There are still nights when I get homesick.
When I was a teenager, back on the Island, I would wander the streets of Oak Bay. I would go for a walk at nine, ten o’clock at night, provided it wasn’t raining (it rains less in Victoria than on the mainland).
After I ran away from home in 1997, to downtown Victoria, just over eight years ago this spring, there were nights when I would wander through the streets of the city core itself, down around the Inner Harbor, by the sites of the old original homesteads. I would go out, and walk until I tired myself out, and then come home around the same time my then-boyfriend would drift in from his shift at Kabuki Kabs. And I’d pretend that I hadn’t been out, because I didn’t want to worry him.

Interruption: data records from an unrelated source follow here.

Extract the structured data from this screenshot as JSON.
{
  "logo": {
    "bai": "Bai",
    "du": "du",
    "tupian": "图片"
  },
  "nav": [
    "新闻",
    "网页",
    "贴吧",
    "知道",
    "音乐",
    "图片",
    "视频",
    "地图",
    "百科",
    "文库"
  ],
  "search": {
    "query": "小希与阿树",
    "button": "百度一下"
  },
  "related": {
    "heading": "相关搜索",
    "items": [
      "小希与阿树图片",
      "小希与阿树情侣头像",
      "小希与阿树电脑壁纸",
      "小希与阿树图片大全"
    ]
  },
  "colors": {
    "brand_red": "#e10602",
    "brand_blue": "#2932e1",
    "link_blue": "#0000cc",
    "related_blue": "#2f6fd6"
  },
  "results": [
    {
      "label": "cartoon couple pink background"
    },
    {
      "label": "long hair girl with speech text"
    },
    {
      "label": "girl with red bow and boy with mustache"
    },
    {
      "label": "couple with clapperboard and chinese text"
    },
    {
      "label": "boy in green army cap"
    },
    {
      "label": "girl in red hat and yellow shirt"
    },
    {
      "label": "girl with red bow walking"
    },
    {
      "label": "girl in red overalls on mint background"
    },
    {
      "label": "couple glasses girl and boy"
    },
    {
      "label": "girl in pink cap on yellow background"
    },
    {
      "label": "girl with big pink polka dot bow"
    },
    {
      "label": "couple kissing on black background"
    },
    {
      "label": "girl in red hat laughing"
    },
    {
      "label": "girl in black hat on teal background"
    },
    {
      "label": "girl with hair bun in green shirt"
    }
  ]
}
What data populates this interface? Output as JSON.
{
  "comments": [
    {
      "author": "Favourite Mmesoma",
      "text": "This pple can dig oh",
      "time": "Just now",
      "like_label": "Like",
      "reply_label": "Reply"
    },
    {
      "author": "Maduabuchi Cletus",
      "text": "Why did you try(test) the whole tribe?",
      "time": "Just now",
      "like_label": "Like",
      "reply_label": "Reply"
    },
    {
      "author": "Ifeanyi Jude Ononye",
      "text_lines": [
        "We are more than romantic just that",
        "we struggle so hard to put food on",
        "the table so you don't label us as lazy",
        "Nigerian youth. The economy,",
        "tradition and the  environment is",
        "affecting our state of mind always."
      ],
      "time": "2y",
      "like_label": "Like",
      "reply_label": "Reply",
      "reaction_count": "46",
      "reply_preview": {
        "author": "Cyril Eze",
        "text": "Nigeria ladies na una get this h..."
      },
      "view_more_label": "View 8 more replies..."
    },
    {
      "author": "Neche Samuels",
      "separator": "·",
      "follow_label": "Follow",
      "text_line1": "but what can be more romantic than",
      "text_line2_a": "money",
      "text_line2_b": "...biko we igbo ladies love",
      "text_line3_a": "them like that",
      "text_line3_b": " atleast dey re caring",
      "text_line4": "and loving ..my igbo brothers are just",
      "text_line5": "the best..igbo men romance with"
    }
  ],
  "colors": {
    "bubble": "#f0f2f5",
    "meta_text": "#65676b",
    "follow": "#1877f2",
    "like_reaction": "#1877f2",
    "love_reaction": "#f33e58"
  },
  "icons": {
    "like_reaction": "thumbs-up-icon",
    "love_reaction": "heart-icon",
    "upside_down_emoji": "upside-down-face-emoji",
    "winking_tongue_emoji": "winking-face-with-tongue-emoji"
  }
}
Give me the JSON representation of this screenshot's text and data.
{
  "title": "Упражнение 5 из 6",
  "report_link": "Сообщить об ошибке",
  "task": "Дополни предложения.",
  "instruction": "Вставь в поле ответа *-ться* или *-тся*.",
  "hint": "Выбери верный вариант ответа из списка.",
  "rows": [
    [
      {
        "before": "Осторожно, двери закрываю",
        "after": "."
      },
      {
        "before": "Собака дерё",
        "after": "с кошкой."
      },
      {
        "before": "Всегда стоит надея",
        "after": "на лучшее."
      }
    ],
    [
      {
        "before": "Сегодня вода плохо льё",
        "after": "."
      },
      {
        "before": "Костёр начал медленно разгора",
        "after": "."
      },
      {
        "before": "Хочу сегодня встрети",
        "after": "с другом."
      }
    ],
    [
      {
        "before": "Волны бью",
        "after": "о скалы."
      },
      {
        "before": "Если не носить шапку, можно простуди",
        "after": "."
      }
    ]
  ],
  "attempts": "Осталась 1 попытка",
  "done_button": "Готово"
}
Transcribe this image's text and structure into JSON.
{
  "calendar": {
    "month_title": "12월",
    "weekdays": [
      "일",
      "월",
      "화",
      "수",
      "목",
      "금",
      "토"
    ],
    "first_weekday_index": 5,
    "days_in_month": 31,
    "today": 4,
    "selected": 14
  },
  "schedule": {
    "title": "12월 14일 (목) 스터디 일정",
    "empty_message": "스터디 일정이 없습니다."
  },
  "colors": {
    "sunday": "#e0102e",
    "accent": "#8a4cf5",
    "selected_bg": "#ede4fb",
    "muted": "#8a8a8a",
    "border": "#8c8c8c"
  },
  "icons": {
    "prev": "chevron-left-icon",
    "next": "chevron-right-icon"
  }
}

The problem is, I’ve never felt unsafe drifting through the night, at least, until I came here. I would walk through Kitsilano, through UBC, at night. I have always walked at night, a drifting ghost. It is my time to be suspended in reality, to be just outside the actual continuum I inhabit. I’m invisible, I’m soundless, I can’t be found. I don’t exist in anyone’s perception but my own.
Now, I fly through Venice on my bike, but it isn’t the same. It isn’t home. I am never going to come around a corner in Los Angeles and see unbroken hills of grass sloping down to the sea. It’s the Victoria golf course during the day, but at night, in summer, with the butter scent of gorse in the air, it takes on the fantasia quality that I so love about my home town.
In Venice, I see other ghosts drifting through the streets, the homeless, the poor. I see the waiters from Casablanca walking home from work in starched white shirts. I see the homeless, unseen, pushing shopping carts. Occasionally, I see a teenager, out on the streets far too late – but this is Los Angeles. Teenagers have cars in my neighborhood.
I would give anything, tonight, to be walking through the streets of Oak Bay, along the Straits with the moon shining on them.
I get homesick – not like I did in Texas, but enough. I will never outgrow it. I simply spent too long in Victoria to ever call anyplace else home. Maybe that’s why I move so much – no place will ever really be home beyond the borders of the Island.
I dream of home, twelve hundred miles away from it, in a city different from anything I have every known.
I have eighteen days until I see it again.